A decision to award this year's municipal paving contract was delayed until the June 6 council meeting to allow for some "difficult discussions."
A tender for the contract received just one compliant bid — from Alpine Paving Ltd. — but after a short presentation at its May 23 meeting, council decided to table the $2.9 million contract.
Alpine Paving is owned by Frank Silveri, who also owns the Whistler Aggregates asphalt plant in Cheakamus Crossing.
The Resort Municipality of Whistler (RMOW) officially opposed renewal of the plant's tenure in March.
The plant is now operating on a month-to-month basis until the province makes a final decision on renewal.
"We're not going to get a resolution of that in two weeks, but we need to have a good conversation with Mr. Silveri about how we move on from here," said Mayor Nancy Wilhelm-Morden at the meeting.
Major paving work to be done this year includes the Alpine Meadows neighbourhood, Lorimer Road, the Gondola Transit Exchange, portions of Blackcomb Way and a small area of Lot 5.
Some sections of the Valley Trail — near the Whistler Golf Club, the Skateboard Park and Whistler Road — are also due to be repaved.
The total amount of roads requiring re-paving this year is about 90,000 square metres, which would take about 17,000 tonnes of asphalt.
Alpine Paving's bid for the work was $2.9 million, with an alternative bid attached that would bring that cost down by five per cent (or about $145,500) if the asphalt could be sourced from the Whistler Aggregates plant at Cheakamus rather than Squamish.
But accepting the alternative bid would send a "ridiculously confused" message to the province, Wilhelm-Morden said.
"It's no secret that we're not happy with the location of the plant, and we want to work with Mr. Silveri to resolve that issue," she added after the meeting. "The province has recognized that there is an issue by, at this point, only giving a (month-to-month) extension, so before we hand over a very valuable contract, let's see if we can get something going where we can resolve our issues."
Asked what might change in just two weeks, with only one compliant bid for the work received on first tender, Wilhelm-Morden said council may just decide to forego all or part of the paving work this year.
"Now, that would be an extraordinary step, but you know, let's have some conversations," she said.
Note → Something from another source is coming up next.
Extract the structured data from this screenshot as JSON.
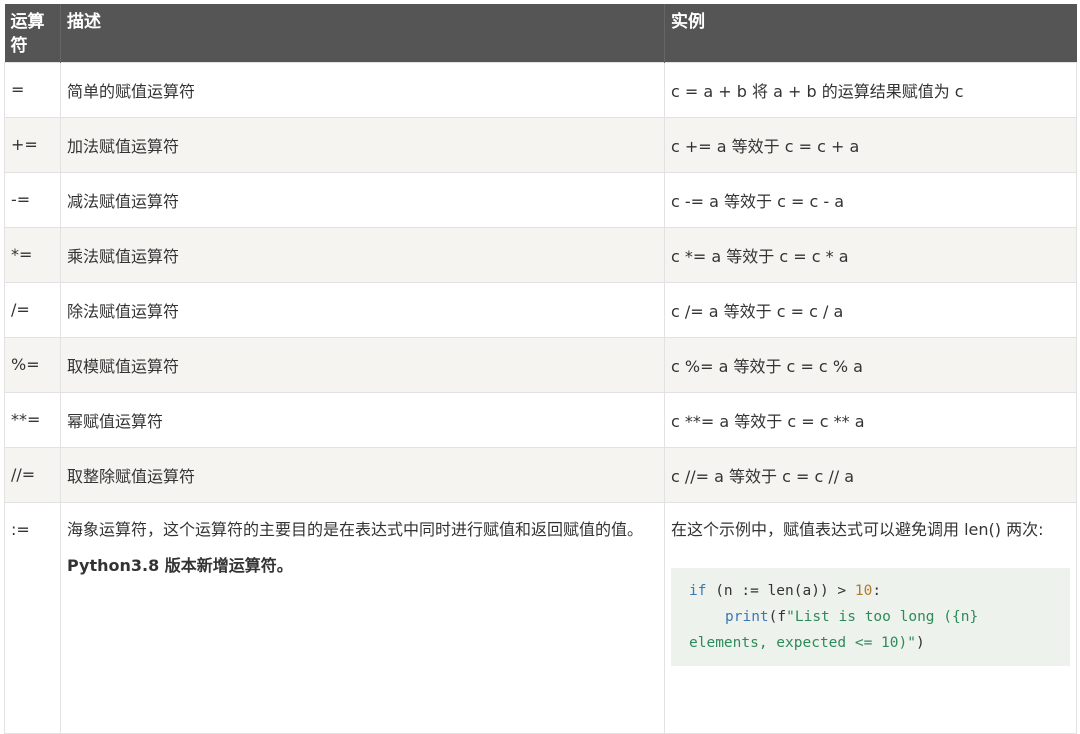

The RMOW changed to a three-year paving cycle in 2013, which would allow the big paving projects to be addressed every three years and minor repairs being taken care of in the other two years. The goal was to reduce costs and encourage competition, though so far the competitive aspect has not panned out, with just one bid in 2017 and two in 2014.
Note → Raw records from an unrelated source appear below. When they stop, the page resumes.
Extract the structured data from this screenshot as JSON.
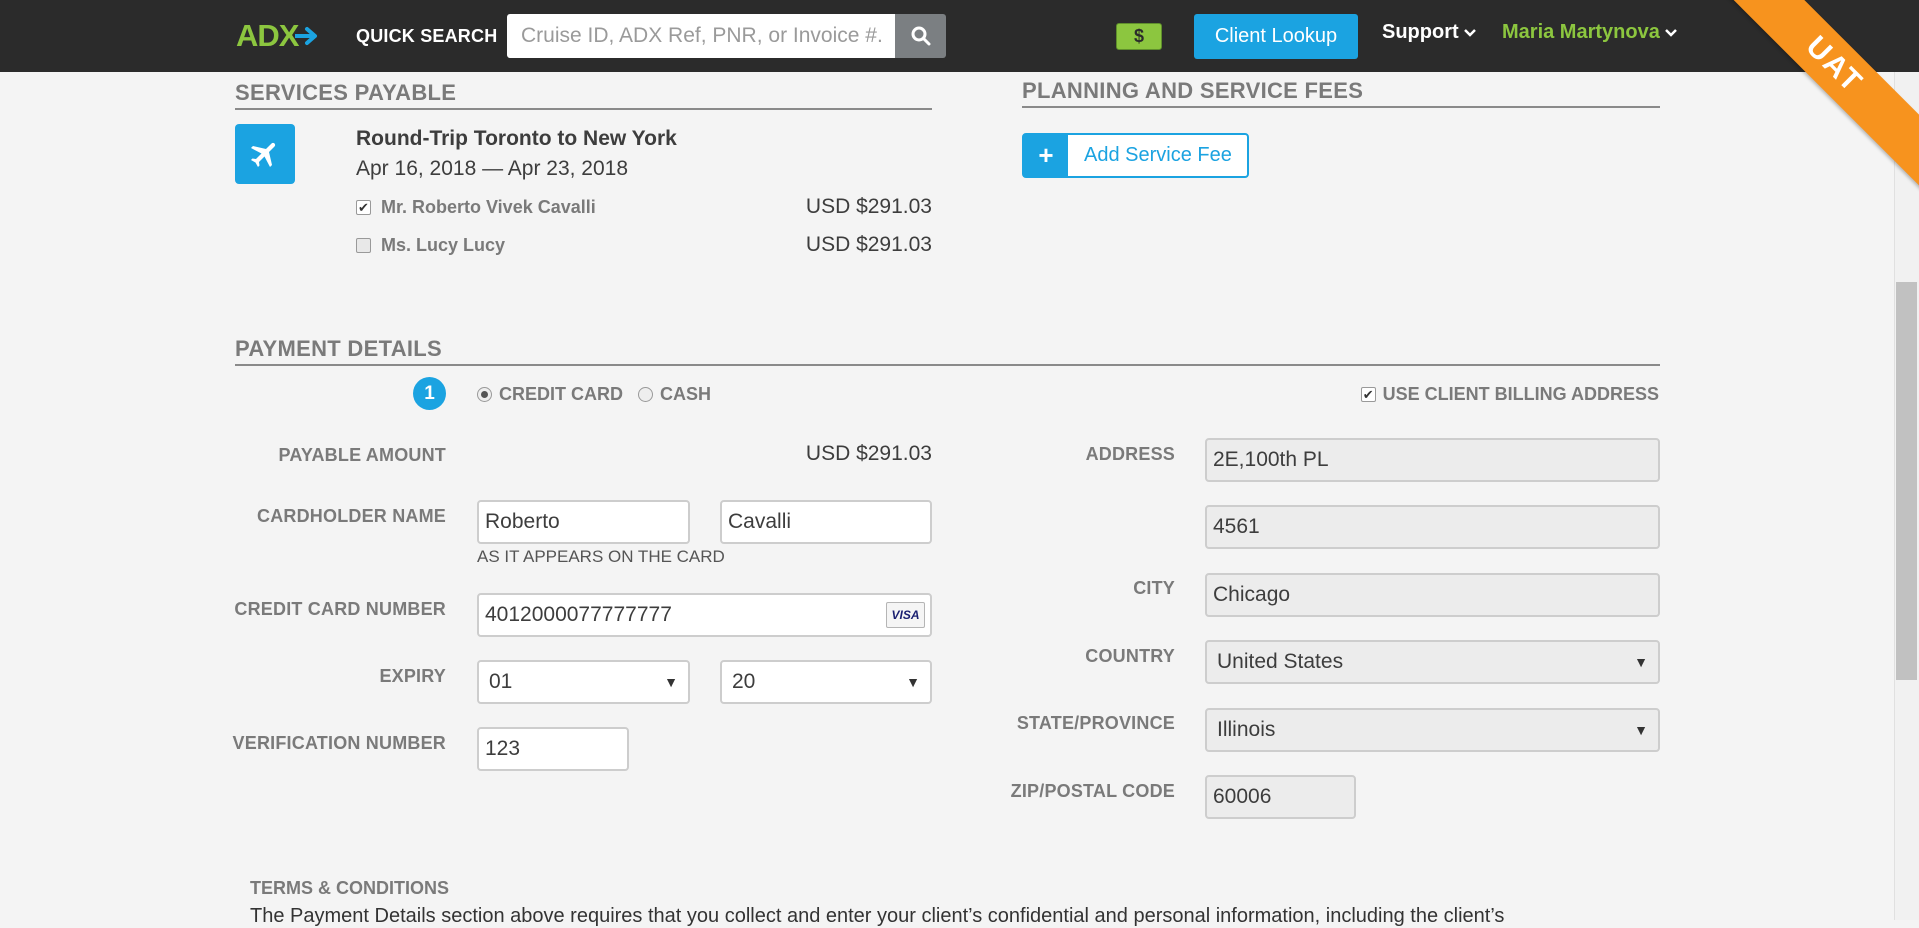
{
  "header": {
    "logo": "ADX",
    "quick_search_label": "QUICK SEARCH",
    "search_placeholder": "Cruise ID, ADX Ref, PNR, or Invoice #.",
    "wallet_label": "$",
    "client_lookup": "Client Lookup",
    "support": "Support",
    "user": "Maria Martynova",
    "env_ribbon": "UAT"
  },
  "services_payable": {
    "heading": "SERVICES PAYABLE",
    "trip_title": "Round-Trip Toronto to New York",
    "trip_dates": "Apr 16, 2018 — Apr 23, 2018",
    "passengers": [
      {
        "name": "Mr. Roberto Vivek Cavalli",
        "amount": "USD $291.03",
        "checked": true
      },
      {
        "name": "Ms. Lucy Lucy",
        "amount": "USD $291.03",
        "checked": false
      }
    ]
  },
  "service_fees": {
    "heading": "PLANNING AND SERVICE FEES",
    "add_button": "Add Service Fee"
  },
  "payment": {
    "heading": "PAYMENT DETAILS",
    "step": "1",
    "method_credit": "CREDIT CARD",
    "method_cash": "CASH",
    "selected_method": "credit",
    "use_billing": "USE CLIENT BILLING ADDRESS",
    "use_billing_checked": true,
    "payable_label": "PAYABLE AMOUNT",
    "payable_value": "USD $291.03",
    "cardholder_label": "CARDHOLDER NAME",
    "first_name": "Roberto",
    "last_name": "Cavalli",
    "cardholder_hint": "AS IT APPEARS ON THE CARD",
    "cc_label": "CREDIT CARD NUMBER",
    "cc_number": "4012000077777777",
    "cc_brand": "VISA",
    "expiry_label": "EXPIRY",
    "expiry_month": "01",
    "expiry_year": "20",
    "cvv_label": "VERIFICATION NUMBER",
    "cvv": "123",
    "address_label": "ADDRESS",
    "address1": "2E,100th PL",
    "address2": "4561",
    "city_label": "CITY",
    "city": "Chicago",
    "country_label": "COUNTRY",
    "country": "United States",
    "state_label": "STATE/PROVINCE",
    "state": "Illinois",
    "zip_label": "ZIP/POSTAL CODE",
    "zip": "60006"
  },
  "terms": {
    "heading": "TERMS & CONDITIONS",
    "text": "The Payment Details section above requires that you collect and enter your client’s confidential and personal information, including the client’s"
  },
  "colors": {
    "accent": "#1ba3e1",
    "brand_green": "#8cc63f",
    "nav_bg": "#2b2b2b",
    "ribbon": "#f7931e"
  }
}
RMOW staff has also noticed an increase in degradation on Whistler's roads since the change.
"I think staff needs to just revisit this three-year cycle thing, because the goals that we were hoping to achieve by having contractors take advantage of the economies of scale and to encourage additional competitive bids... we're in our second three year phase and it just hasn't manifested itself," Wilhelm-Morden said. "So I just think we need to revisit that whole program."
The three-year cycle will be reviewed this summer to see if a different approach is needed.